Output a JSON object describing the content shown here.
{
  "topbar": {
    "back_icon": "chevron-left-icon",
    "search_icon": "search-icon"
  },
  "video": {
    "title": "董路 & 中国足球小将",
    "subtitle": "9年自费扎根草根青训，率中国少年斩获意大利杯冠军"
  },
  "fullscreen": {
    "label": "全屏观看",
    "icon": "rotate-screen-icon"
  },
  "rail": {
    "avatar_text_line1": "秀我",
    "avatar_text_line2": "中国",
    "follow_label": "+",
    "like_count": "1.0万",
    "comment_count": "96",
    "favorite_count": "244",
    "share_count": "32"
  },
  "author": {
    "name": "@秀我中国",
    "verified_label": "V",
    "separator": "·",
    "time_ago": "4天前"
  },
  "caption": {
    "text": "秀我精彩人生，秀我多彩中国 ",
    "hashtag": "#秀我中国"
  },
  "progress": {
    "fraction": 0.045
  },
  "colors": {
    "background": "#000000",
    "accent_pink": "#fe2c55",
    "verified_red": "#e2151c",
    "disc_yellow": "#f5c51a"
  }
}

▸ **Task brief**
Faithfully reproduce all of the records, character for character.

▸ **Answer to the problem**
Output a JSON object describing the content shown here.
{
  "topbar": {
    "back_icon": "chevron-left-icon",
    "search_icon": "search-icon"
  },
  "video": {
    "title": "董路 & 中国足球小将",
    "subtitle": "9年自费扎根草根青训，率中国少年斩获意大利杯冠军"
  },
  "fullscreen": {
    "label": "全屏观看",
    "icon": "rotate-screen-icon"
  },
  "rail": {
    "avatar_text_line1": "秀我",
    "avatar_text_line2": "中国",
    "follow_label": "+",
    "like_count": "1.0万",
    "comment_count": "96",
    "favorite_count": "244",
    "share_count": "32"
  },
  "author": {
    "name": "@秀我中国",
    "verified_label": "V",
    "separator": "·",
    "time_ago": "4天前"
  },
  "caption": {
    "text": "秀我精彩人生，秀我多彩中国 ",
    "hashtag": "#秀我中国"
  },
  "progress": {
    "fraction": 0.045
  },
  "colors": {
    "background": "#000000",
    "accent_pink": "#fe2c55",
    "verified_red": "#e2151c",
    "disc_yellow": "#f5c51a"
  }
}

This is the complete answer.